Artist Stephen Oliver’s sculpture, “Best Kept Secret,” is the winner of the Gulfport Merchants Association’s competition for a work of public art to be displayed adjacent to the Gulfport Casino.
GULFPORT – Artist Stephen Oliver recently was selected as the winner of the Gulfport Merchants Association’s competition for a work of public art adjacent to the Gulfport Casino.
Oliver’s sculpture proposal, titled “Best Kept Secret,” reflects on Gulfport’s history and the spirits of diversity and creativity that characterize the city today according to a press release.
“It also celebrates the openness of a once-segregated community that continues to grow to accept everyone,” Oliver said in the press release.
The sculpture will be situated adjacent to the Gulfport Casino, an Art Deco styled public hall that is a Gulfport icon and has served as a community gathering place since the turn of the century.
The casino was recently approved for addition to the list of National Historic Landmarks.
Oliver’s sculpture will consist of a metal boat in a raised position at eye level so that visitors can read the poetry cut into its port and starboard sides. The lines will read “To cross the gulf be our port of call leaving a wake of peace and love for all" and “All hands together joined to row make rainbows of gauntlet as they go."
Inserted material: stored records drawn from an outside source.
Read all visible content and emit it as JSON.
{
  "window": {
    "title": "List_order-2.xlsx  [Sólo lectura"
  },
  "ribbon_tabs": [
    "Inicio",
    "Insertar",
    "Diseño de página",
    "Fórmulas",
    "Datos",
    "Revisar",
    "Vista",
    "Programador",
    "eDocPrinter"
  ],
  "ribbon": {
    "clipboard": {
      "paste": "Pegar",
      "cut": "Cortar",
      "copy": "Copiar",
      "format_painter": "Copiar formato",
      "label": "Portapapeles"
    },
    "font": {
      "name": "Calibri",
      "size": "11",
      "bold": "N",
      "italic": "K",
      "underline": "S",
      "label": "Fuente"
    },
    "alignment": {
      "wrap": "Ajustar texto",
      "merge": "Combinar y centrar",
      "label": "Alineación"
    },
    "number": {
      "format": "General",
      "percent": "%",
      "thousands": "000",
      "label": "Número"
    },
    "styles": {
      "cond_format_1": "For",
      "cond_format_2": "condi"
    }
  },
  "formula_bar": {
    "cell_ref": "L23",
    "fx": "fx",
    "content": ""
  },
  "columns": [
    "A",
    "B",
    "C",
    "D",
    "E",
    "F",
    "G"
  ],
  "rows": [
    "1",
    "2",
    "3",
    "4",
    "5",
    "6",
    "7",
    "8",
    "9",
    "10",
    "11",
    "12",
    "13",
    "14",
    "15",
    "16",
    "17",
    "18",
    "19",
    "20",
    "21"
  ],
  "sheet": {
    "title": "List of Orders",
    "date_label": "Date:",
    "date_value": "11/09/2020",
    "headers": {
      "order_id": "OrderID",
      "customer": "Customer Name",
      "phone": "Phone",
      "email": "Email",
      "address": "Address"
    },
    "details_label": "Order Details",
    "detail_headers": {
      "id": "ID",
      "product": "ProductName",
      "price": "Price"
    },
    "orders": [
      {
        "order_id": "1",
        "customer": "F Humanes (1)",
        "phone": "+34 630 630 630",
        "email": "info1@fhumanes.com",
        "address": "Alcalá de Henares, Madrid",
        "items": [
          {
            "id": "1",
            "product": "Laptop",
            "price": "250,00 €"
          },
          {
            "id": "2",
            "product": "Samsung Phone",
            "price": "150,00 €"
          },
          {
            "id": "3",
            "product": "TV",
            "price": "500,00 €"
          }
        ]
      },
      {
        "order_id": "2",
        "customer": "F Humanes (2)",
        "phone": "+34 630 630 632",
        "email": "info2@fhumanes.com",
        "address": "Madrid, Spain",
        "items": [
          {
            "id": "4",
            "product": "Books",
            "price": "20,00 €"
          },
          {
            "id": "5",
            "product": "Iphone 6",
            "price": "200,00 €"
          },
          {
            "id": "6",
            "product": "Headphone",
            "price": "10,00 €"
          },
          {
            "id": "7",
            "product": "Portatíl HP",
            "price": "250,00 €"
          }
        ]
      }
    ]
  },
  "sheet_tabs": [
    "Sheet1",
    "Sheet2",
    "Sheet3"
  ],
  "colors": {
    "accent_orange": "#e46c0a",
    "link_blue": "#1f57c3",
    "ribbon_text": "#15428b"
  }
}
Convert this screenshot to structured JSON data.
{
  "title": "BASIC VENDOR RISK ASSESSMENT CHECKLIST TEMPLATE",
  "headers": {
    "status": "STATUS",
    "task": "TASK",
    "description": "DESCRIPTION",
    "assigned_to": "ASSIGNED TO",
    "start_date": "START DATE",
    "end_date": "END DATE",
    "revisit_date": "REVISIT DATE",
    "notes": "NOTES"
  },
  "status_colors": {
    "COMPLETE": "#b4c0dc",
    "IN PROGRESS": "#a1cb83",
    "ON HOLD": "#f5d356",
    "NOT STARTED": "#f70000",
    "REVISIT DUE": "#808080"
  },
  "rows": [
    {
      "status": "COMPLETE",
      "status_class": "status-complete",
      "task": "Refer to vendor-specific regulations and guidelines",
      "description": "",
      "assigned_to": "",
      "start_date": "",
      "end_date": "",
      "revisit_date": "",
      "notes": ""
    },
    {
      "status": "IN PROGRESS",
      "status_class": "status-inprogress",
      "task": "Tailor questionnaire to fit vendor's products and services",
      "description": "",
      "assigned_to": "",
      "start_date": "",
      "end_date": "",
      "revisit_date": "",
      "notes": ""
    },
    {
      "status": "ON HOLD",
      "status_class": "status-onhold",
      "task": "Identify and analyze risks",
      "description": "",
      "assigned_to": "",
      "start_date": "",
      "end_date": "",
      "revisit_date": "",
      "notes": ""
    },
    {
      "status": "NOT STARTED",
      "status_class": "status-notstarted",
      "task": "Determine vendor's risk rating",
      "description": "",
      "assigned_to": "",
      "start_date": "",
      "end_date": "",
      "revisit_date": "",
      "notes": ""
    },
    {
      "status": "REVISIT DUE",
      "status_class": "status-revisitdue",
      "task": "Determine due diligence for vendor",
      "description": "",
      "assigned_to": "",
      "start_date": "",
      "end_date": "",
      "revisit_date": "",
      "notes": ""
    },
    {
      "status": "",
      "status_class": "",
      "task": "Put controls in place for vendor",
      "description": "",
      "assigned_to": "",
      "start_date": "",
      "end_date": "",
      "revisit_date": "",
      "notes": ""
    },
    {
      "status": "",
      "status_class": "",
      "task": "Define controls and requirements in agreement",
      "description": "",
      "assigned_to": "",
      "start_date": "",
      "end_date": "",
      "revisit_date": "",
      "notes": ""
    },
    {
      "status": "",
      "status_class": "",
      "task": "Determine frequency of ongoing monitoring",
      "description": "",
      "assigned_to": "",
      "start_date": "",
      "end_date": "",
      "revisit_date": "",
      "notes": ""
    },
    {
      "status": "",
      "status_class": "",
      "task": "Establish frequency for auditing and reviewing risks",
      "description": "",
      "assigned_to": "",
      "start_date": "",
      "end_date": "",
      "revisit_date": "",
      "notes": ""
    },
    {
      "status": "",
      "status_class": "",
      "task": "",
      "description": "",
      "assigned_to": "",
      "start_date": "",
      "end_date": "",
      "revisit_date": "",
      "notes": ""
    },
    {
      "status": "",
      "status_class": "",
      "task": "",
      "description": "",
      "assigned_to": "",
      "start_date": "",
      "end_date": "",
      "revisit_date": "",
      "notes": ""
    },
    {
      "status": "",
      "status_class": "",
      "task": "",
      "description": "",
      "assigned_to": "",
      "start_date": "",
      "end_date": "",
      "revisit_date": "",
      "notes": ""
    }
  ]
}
The sculpture also incorporates a keyhole in the stern of the boat, through which one can view a rainbow of painted colors and reflecting colored glass elements on the interior. The stern of the boat is also shaped like the façade of the casino and serves as a palette for a painting of “the colored people’s dance pavilion” to reflect how the community has evolved to become an inclusive one since the days of segregation.
Oliver found an image of the old pavilion on the Gulfport Historical Society’s website. The boat’s tall mast-like weathervane, situated beside the boat, reflects the themes of peace and love in the poetry cut into the boat’s hull and incorporates sculptural elements intended to resemble Gulfport's initials “G-P.”
Oliver is known by many Gulfport locals and visitors as the designer and vendor of the graphic “Give Peace” shirts and other garments he sells at Gulfport’s Tuesday Fresh Market. He has a background in architecture and furniture design, and has worked with numerous museums and artists in coordinating and designing projects, residencies, exhibitions and public art as well as making his own art.
Oliver has a degree in architecture from New Jersey Institute of Technology and a Master of Fine Arts Degree in Furniture Design from Rhode Island School of Design. He lives part of the year in
Maine. His family has local roots in St. Petersburg, where his father and other family members still live. His grandfather, Henry Oliver Sr., was a prolific builder whose wife ran their small produce market in St. Petersburg. “Grandpa Oliver” also helped lay the brick streets of Gulfport during a building boom that started in 1923 and ended in the Great Depression.
Oliver expects to begin work on the sculpture immediately, with final installation and dedication ceremony planned for this summer. The Gulfport Merchants Association selected Oliver’s work after a national call for artists that resulted in more than a dozen entries. Proceeds from Gecko Fest and other events sponsored by the GMA are funding the public art commission.